While this is but one hypothetical example pertaining to two [somewhat] specific demographics there exist many other nuances amongst a myriad of different cultural backgrounds, an endless permutation of circumstance and perception; there is no way one person could know them all. Luckily, no one needs to. So long as the underlying assumption we all make of our colleagues and team members is that they are genuinely interested in doing their jobs well and are as vested as you are in the success of the project (and the team) it will be easier perceive a differing behavior without making false judgments that result in the deterioration of trust.
“Borders Frequented by Trade Seldom Need Soldiers.” -Dr. William Schurz
After millennia of practice the global economy of today is testament to that which we can achieve when we learn to think outside the box and operate outside our comfort zones. Now, working with multinational and multicultural teams is an unavoidable part of modern business; almost all of us – despite our background and level of global EQ – are participating in it daily. As a result, there are often some growing pains that come with operating in a realm with which we generally have very little experience.

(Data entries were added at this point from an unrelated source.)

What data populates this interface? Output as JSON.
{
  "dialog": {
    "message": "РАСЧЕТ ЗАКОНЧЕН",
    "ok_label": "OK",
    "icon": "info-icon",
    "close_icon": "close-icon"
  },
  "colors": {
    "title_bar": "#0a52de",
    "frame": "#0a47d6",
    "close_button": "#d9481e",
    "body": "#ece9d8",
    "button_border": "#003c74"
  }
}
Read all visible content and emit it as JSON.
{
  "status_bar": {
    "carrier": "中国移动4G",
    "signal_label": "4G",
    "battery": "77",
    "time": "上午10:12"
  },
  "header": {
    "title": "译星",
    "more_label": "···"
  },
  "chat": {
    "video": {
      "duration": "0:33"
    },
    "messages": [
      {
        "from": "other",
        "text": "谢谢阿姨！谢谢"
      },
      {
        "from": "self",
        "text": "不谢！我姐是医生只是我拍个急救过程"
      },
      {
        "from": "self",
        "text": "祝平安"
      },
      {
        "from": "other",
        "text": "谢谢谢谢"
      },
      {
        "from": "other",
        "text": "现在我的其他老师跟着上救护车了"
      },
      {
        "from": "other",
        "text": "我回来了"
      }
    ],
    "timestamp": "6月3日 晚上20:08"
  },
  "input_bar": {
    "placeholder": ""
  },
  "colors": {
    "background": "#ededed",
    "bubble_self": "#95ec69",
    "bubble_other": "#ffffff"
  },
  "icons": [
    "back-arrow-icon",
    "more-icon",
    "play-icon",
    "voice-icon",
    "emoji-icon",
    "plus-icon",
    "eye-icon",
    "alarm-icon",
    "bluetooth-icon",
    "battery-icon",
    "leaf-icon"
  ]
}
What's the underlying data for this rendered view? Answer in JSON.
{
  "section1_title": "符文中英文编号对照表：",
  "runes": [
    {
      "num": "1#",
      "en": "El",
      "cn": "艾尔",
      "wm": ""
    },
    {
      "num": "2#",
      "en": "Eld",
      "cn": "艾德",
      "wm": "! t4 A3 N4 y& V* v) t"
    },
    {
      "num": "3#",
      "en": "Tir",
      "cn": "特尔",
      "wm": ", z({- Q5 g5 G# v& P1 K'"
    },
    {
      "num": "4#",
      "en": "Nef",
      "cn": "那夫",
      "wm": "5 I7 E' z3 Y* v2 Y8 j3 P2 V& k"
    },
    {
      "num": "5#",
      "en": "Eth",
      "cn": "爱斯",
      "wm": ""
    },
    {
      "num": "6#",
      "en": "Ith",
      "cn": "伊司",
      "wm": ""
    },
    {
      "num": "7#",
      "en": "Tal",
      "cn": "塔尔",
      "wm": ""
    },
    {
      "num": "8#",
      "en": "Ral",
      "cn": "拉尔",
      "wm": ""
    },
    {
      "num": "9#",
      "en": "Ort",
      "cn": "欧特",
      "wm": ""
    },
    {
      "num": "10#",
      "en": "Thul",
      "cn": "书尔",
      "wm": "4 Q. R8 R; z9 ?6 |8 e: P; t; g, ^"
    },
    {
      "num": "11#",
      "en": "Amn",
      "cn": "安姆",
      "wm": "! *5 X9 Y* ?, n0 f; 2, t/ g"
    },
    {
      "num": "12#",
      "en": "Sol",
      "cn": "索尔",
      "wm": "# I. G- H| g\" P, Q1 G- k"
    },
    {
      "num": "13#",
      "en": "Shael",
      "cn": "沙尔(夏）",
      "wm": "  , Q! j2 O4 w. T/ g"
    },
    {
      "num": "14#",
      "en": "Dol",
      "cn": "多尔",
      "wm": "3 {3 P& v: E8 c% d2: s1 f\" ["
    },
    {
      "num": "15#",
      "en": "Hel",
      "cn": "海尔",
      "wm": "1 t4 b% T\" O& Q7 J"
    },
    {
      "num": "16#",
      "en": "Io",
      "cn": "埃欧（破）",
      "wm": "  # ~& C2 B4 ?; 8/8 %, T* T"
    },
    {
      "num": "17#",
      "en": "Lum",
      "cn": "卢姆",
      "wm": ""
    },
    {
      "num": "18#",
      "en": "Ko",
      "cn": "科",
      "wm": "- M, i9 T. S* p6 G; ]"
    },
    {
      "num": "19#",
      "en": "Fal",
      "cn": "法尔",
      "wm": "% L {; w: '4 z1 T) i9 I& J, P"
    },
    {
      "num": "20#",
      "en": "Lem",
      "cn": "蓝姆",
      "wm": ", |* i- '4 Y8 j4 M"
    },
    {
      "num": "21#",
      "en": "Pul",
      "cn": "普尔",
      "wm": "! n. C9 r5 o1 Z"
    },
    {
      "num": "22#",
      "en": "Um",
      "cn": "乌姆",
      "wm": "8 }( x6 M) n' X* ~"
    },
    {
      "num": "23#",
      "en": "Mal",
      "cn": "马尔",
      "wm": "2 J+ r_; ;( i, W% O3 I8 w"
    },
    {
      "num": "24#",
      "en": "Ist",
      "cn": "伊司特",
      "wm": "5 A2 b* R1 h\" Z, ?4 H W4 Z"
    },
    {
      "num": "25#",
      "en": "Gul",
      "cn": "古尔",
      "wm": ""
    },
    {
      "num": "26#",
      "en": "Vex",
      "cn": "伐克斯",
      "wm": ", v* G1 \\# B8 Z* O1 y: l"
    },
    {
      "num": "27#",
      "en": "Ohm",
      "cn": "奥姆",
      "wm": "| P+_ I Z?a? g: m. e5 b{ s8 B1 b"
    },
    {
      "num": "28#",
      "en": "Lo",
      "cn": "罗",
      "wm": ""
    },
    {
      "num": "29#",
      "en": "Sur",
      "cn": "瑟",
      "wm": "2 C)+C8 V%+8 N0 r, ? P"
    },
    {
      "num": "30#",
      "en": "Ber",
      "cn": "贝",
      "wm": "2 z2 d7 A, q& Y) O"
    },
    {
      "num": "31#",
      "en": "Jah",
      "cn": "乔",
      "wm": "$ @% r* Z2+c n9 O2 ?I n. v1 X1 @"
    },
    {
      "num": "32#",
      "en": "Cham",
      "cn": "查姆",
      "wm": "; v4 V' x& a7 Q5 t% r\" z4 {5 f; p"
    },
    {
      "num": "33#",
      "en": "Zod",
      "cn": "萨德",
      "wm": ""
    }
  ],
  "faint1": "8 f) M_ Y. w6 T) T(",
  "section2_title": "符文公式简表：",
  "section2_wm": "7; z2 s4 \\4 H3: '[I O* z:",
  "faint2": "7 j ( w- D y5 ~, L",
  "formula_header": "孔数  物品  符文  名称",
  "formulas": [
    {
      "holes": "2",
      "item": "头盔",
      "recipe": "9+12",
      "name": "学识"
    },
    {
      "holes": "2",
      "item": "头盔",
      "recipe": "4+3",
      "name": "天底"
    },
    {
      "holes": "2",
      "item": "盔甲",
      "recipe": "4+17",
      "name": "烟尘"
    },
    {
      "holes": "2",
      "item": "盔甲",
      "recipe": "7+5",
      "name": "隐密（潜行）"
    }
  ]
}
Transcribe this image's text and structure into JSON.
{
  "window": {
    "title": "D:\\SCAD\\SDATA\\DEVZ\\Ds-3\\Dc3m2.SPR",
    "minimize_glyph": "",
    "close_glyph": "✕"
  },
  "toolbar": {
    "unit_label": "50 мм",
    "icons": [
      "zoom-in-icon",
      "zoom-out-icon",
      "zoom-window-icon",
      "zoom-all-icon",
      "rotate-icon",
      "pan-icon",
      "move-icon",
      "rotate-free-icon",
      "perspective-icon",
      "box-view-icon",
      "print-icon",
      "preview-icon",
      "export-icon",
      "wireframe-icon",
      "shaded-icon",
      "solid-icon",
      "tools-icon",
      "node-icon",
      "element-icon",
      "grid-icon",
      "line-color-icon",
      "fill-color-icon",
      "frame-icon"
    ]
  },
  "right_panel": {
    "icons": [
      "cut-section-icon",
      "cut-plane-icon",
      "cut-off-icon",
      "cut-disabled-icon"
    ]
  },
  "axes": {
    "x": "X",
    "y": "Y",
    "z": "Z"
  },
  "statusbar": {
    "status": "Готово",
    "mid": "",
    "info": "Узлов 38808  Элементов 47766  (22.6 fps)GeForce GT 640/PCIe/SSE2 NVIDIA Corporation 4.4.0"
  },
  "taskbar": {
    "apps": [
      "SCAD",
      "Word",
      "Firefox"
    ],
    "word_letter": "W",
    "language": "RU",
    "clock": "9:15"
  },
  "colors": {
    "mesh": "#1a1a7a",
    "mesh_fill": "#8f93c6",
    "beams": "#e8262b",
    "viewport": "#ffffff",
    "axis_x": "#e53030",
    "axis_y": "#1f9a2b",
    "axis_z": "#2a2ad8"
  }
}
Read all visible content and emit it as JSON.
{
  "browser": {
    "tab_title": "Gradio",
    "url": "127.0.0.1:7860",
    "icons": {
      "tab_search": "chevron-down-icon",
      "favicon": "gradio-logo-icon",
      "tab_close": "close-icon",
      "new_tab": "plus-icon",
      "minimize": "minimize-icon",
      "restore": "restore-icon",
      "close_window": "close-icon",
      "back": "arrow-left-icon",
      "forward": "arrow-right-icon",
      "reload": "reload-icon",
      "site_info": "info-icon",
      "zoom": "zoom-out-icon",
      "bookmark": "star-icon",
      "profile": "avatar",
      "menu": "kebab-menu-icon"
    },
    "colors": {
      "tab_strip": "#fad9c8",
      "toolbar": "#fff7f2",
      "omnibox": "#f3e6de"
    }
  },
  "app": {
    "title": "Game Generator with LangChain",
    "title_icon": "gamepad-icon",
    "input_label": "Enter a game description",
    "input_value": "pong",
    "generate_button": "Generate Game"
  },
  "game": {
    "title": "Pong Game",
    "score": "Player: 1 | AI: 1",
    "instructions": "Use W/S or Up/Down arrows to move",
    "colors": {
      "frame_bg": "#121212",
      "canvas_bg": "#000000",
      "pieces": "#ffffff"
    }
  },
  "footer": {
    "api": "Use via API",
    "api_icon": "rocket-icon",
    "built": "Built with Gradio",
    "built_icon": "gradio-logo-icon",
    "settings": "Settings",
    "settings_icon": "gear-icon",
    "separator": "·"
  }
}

That said, with just a little mindfulness overcoming many of these obstacles is quite easy. People have a natural tendency to distrust what they do not understand. While deep knowledge of other places and other cultures can be a big black box for most people, the key element of stakeholder management is still earning trust. Therefore, as we continue to globalize and interact with new people, let us remain conscious of the very basic tools we need to cultivate the healthy interpersonal relationships with our global teammates we need to achieve our common goals.
Also, let us not forget to seize these opportunities to learn more about others. There is often no more enriching an experience, nor a better education about one’s own culture than to learn and see it from the perspective of another.
1The use of the word ‘football’ in this article refers to the sport recognized around the world as “football”. This is a disambiguation with American football, which is called “football” only in the United States